During job interviews, employers will try to gather as much information about you as possible, so there’s bound to be some questions that will require you to think.
But it’s the simple questions that are often most harmful, and even illegal.
Any questions that reveal your age, race, national origin, gender, religion, marital status and sexual orientation are off-limits.
“If you look at the broad picture, the [interview] questions you’re asked have to be job-related and not about who you are as a person,” Lori Adelson, a labor and employment attorney and partner with law firm Arnstein & Lehr, told us.
If you are asked any inappropriate questions, Adelson advises not to lie, but, instead, politely decline to answer.

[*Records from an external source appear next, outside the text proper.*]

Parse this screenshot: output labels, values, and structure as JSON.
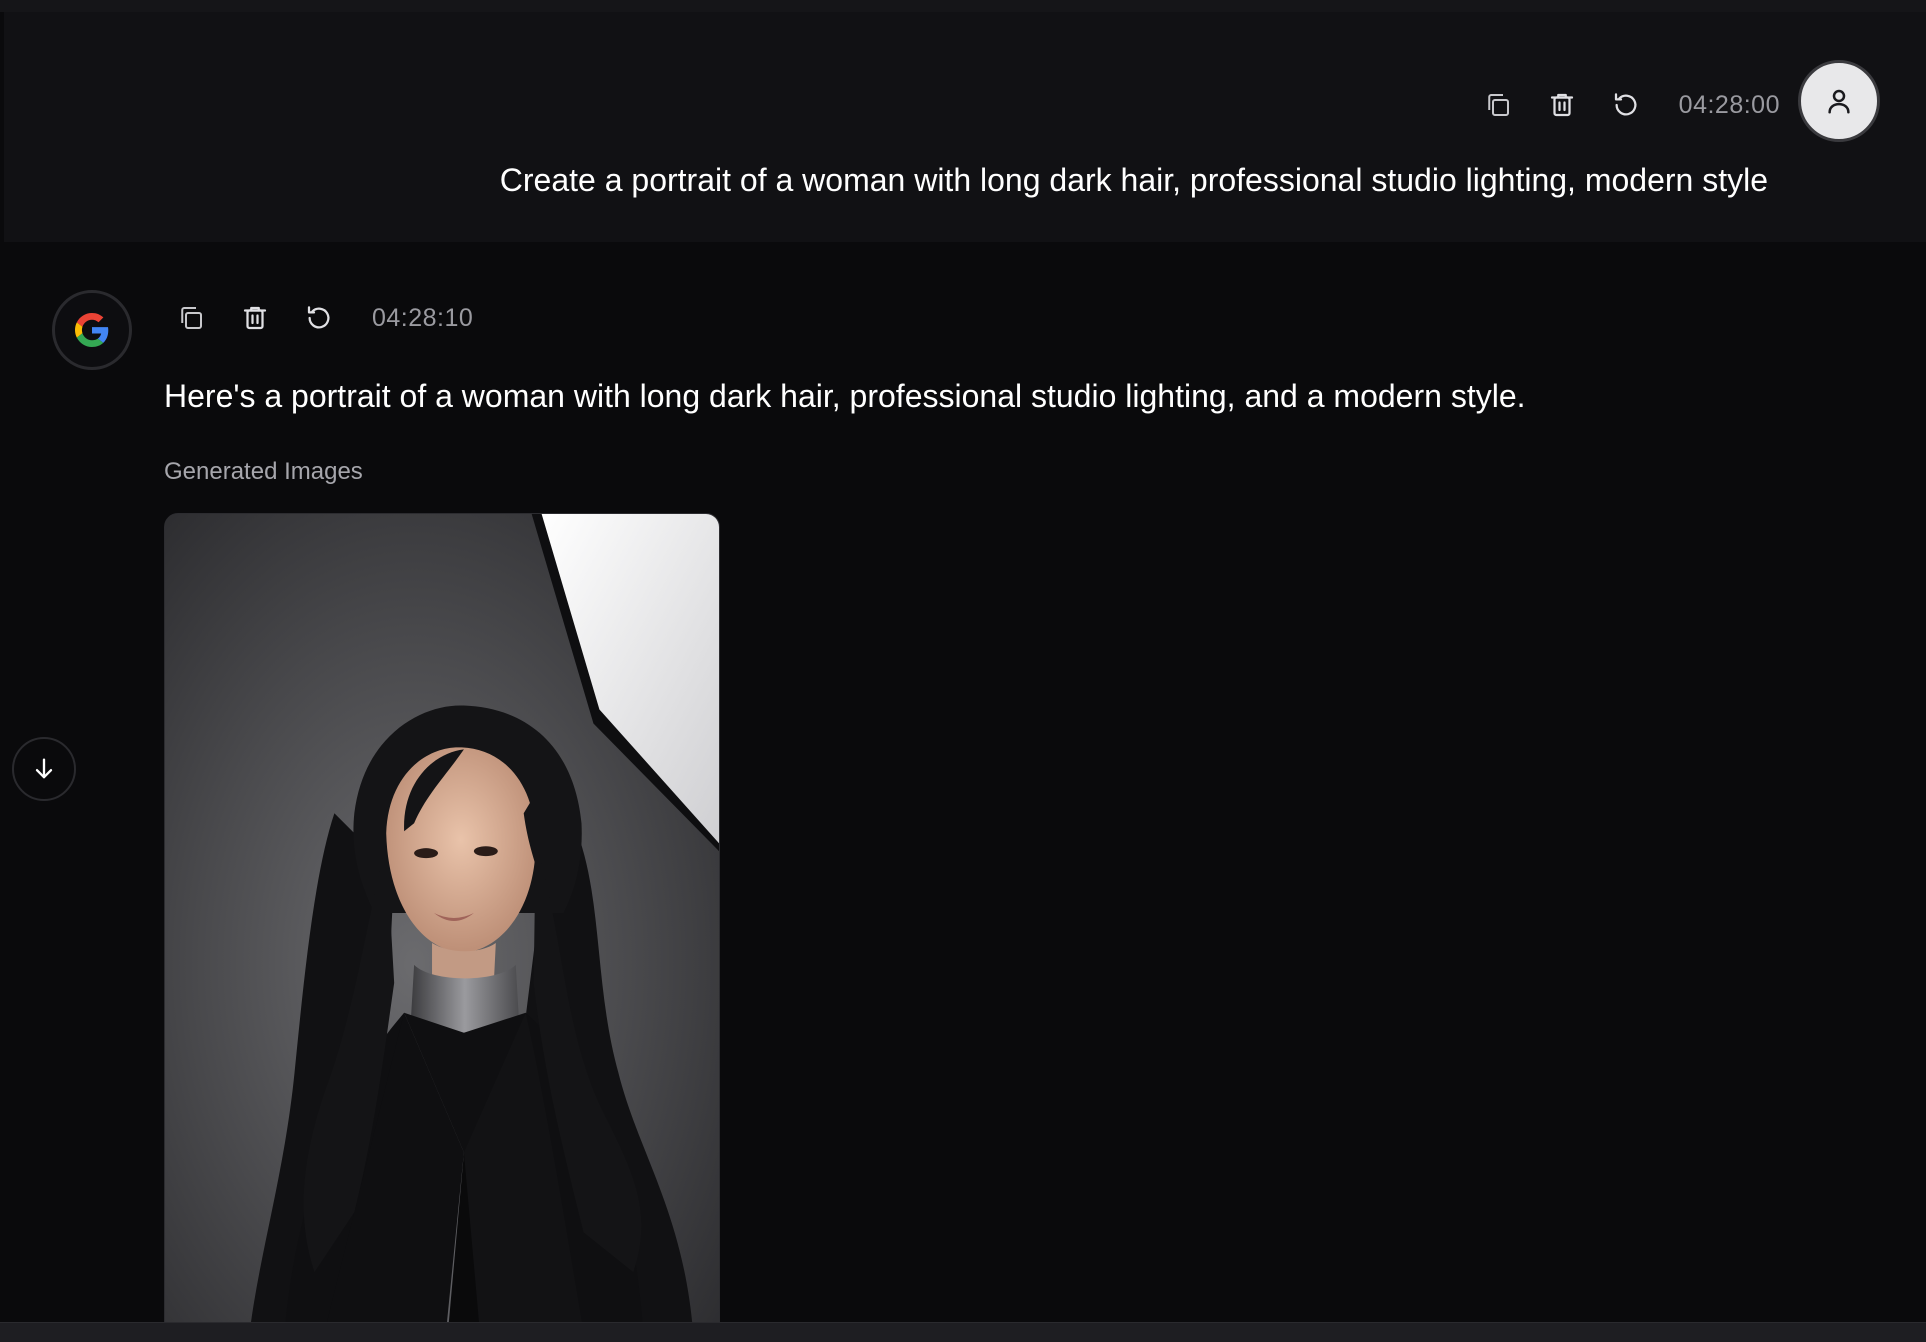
{
  "user_turn": {
    "timestamp": "04:28:00",
    "message": "Create a portrait of a woman with long dark hair, professional studio lighting, modern style",
    "actions": [
      "copy-icon",
      "trash-icon",
      "refresh-icon"
    ],
    "avatar_icon": "user-icon"
  },
  "assistant_turn": {
    "timestamp": "04:28:10",
    "message": "Here's a portrait of a woman with long dark hair, professional studio lighting, and a modern style.",
    "section_label": "Generated Images",
    "actions": [
      "copy-icon",
      "trash-icon",
      "refresh-icon"
    ],
    "avatar_icon": "google-logo-icon"
  },
  "controls": {
    "scroll_down_icon": "arrow-down-icon"
  },
  "colors": {
    "background": "#0a0a0c",
    "user_block": "#111114",
    "text": "#ffffff",
    "muted_text": "#9a9aa0",
    "user_avatar_bg": "#e8e8ea",
    "google_blue": "#4285F4",
    "google_red": "#EA4335",
    "google_yellow": "#FBBC05",
    "google_green": "#34A853"
  }
}
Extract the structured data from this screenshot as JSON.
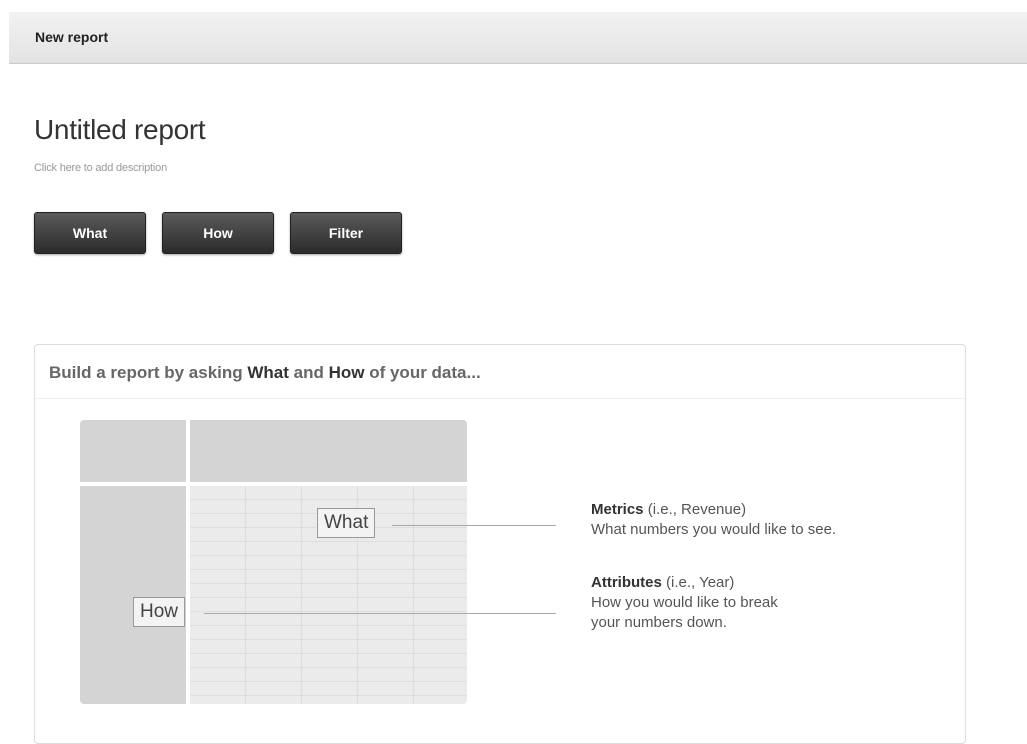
{
  "topbar": {
    "title": "New report"
  },
  "report": {
    "title": "Untitled report",
    "description_placeholder": "Click here to add description"
  },
  "actions": {
    "what_label": "What",
    "how_label": "How",
    "filter_label": "Filter"
  },
  "panel": {
    "header_prefix": "Build a report by asking ",
    "header_what": "What",
    "header_and": " and ",
    "header_how": "How",
    "header_suffix": " of your data..."
  },
  "diagram": {
    "what_tag": "What",
    "how_tag": "How",
    "metrics_title": "Metrics",
    "metrics_example": " (i.e., Revenue)",
    "metrics_desc": "What numbers you would like to see.",
    "attributes_title": "Attributes",
    "attributes_example": " (i.e., Year)",
    "attributes_desc_1": "How you would like to break",
    "attributes_desc_2": "your numbers down."
  }
}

“Could they not give you a job because of that? Sure,” Adelson says. “But if they do, they would be doing exactly what they’re not supposed to do.”
We asked Adelson to provide us with some illegal interview questions that are often mistaken as appropriate and judicial.
Have you ever been arrested?
An employer can’t actually legally ask you about your arrest record, but they can ask if you’ve ever been convicted of a crime.
Depending on the state, a conviction record shouldn’t automatically disqualify you for employment unless it substantially relates to your job. For example, if you’ve been convicted of statutory rape and you’re applying for a teaching position, you will probably not get the job.
Are you married?
Although the interviewer may ask you this question to see how much time you’d be able to commit to your job, it’s illegal because it reveals your marital status and can also reveal your sexual orientation.
Do you have children?
Again, the employer may ask you this question to see your available time commitment with the company, but this question is inappropriate.
However, they are allowed to ask you directly if you have other responsibilities or commitments that will be conflicting to your work schedule.